We now shift the focus of the story to her life in the army, as a child and as an army wife. She says, “Both lives had their pros and cons, I can’t say which is better, because, I was able to settle down and get comfortable in both lives quickly and easily.”
“When we were in Cantonment, we had some privileges that we took for granted. You tend to miss those when you move out.” She adds, “But, the army did help me adapt to different environments and even though living outside cantonments, was an eye-opener for me in the beginning, I was able to settle down.”
Life outside helped her grow, she got to meet people from different backgrounds and learn more about the outside world.
In all her experiences and works, there was one force that was always there to support her – Her family.
Sandhu claims, “Without family support, you cannot move forward. My family has supported me in all my endeavours.”
She remembered an instance that clearly sheds some light on the situation of families in our Indian households, “When I joined rotary and got into social service, I was the only woman in my club of men. Men used to come to the events with their spouses, so when I became the secretary of my club, many women told me whenever their spouses had to do something for the club, they had time, whenever they tell them to do something for home, they didn’t.”
This simple incident inspired her to write her second book, ‘Vinegar and Honey For Perfect Harmony’.
“The book not only highlighted Rotary International’s annual theme, Peace through Service, it also brought the topic of marital relationships forward.” She points out, “I wrote that service begins at home. You cannot be a good social worker if you are not taking care of the basic duties at home.”
Her most recent venture – a story that was later adapted into a play titled, In Her Shoes, has been selected for Kala Ghoda Arts Festival, Mumbai.
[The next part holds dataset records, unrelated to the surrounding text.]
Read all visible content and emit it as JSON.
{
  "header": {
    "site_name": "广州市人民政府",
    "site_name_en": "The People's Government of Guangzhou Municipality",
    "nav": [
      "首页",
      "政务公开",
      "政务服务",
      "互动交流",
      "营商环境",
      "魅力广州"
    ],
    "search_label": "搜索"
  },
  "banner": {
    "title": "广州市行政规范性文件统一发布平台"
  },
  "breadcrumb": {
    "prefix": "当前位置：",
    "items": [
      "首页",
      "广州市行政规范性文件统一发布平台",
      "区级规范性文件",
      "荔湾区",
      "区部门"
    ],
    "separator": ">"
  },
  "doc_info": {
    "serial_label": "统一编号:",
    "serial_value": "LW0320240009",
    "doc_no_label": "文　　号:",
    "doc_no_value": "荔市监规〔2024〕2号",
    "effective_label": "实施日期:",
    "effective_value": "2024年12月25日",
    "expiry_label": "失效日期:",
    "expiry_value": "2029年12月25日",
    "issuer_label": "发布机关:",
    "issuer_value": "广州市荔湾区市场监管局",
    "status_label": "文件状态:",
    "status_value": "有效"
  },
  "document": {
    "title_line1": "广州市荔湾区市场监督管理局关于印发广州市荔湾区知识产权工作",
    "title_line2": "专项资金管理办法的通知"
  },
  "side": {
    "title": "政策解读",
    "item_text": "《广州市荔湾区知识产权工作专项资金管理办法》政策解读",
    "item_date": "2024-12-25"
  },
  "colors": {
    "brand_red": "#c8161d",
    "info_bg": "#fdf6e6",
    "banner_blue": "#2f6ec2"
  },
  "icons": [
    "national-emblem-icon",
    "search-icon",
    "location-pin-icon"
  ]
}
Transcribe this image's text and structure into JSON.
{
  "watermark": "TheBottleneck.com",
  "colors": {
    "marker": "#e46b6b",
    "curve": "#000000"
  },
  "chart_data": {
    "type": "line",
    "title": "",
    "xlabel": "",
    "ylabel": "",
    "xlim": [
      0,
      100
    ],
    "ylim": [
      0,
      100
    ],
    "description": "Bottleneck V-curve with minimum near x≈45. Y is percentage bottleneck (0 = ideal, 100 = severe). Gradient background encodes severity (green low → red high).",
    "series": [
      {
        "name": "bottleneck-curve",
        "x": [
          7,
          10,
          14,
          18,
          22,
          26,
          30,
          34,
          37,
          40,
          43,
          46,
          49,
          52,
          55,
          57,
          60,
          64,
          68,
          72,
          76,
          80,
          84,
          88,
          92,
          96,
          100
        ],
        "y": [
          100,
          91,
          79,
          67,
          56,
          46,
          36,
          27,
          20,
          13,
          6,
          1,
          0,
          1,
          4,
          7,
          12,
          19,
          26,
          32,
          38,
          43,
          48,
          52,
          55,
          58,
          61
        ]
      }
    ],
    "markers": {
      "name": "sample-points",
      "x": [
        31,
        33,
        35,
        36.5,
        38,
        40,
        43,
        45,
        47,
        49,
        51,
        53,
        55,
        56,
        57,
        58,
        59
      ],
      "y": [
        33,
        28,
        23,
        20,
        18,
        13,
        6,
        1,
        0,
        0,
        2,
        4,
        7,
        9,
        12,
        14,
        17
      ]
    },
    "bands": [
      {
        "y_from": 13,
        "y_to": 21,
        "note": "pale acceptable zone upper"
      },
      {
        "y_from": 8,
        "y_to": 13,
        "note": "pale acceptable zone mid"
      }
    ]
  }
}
Apart from that, her short film, where she worked with NCC cadets to highlight the issue of saving water, Wakeup call before we fall, is another work of creativity by the enterprising mother.
Nupur Sandhu’s incredible journey as a teacher, counsellor, writer, and as a mother, shows that age is just another number and it’s never too late for an adult to learn something new and grow in life.
If you wish to know more about her inspiring journey and leave this beautiful page, click here and know more about her.